What is required » Write only the number of lines in the entries below that contain the word "Запись".

Stored entries »
····················

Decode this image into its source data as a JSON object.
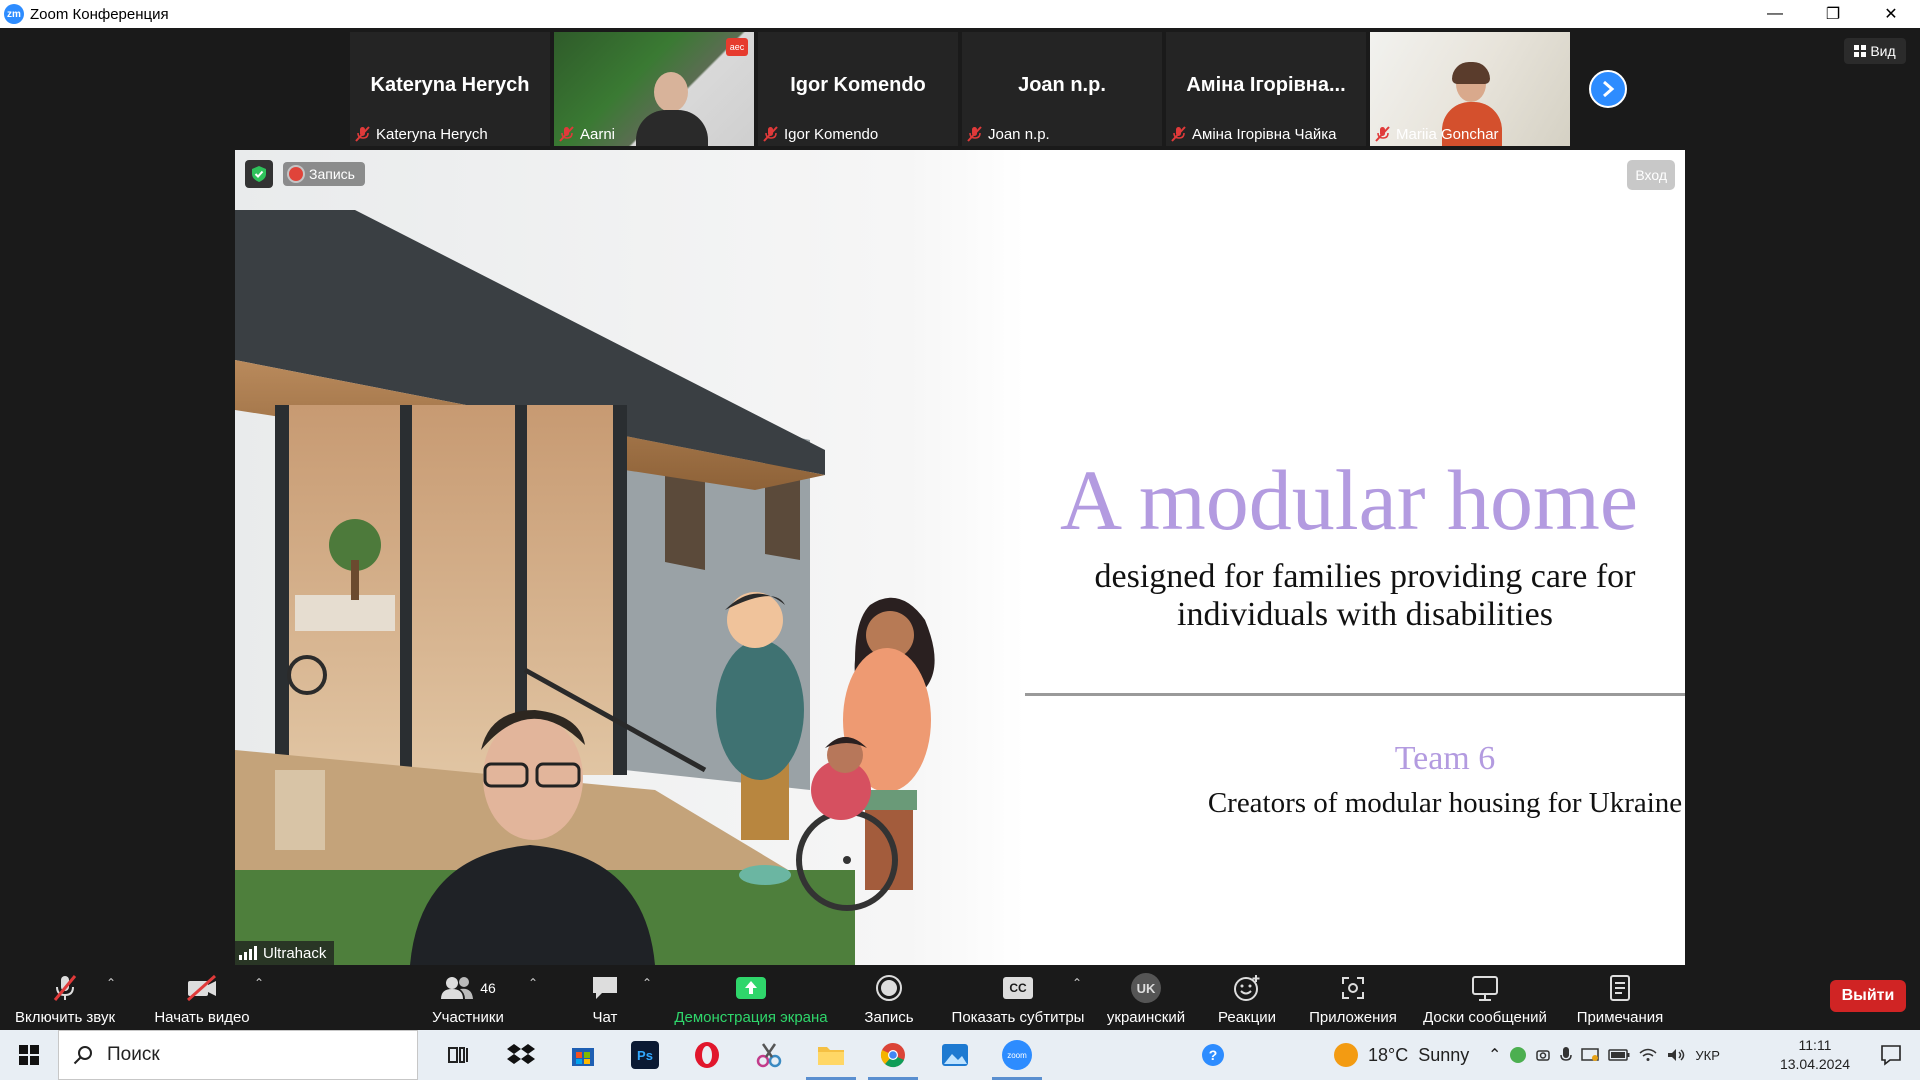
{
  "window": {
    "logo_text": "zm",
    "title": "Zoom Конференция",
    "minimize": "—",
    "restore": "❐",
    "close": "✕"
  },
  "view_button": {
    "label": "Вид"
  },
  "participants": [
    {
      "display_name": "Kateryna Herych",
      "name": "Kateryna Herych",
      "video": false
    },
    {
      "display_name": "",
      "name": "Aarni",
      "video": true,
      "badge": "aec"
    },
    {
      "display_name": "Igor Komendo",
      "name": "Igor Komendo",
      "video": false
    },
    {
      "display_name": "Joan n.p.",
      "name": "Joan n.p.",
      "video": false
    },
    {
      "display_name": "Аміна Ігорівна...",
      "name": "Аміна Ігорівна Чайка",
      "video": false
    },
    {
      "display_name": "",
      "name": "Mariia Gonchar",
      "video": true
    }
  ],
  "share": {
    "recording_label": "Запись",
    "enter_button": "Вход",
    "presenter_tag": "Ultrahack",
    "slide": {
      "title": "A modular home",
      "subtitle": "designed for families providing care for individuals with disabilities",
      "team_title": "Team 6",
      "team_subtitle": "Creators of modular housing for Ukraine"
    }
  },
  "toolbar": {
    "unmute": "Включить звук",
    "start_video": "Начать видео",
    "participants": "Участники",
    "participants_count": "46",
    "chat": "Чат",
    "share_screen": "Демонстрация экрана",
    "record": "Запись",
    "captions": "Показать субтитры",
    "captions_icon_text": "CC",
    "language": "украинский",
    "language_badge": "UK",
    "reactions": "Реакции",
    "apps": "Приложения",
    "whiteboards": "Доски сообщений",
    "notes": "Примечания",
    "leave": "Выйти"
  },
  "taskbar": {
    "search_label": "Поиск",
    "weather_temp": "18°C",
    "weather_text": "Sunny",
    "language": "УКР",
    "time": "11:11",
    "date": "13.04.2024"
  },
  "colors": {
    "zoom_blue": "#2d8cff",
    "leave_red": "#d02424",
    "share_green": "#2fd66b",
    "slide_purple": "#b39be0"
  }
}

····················

Task result » 2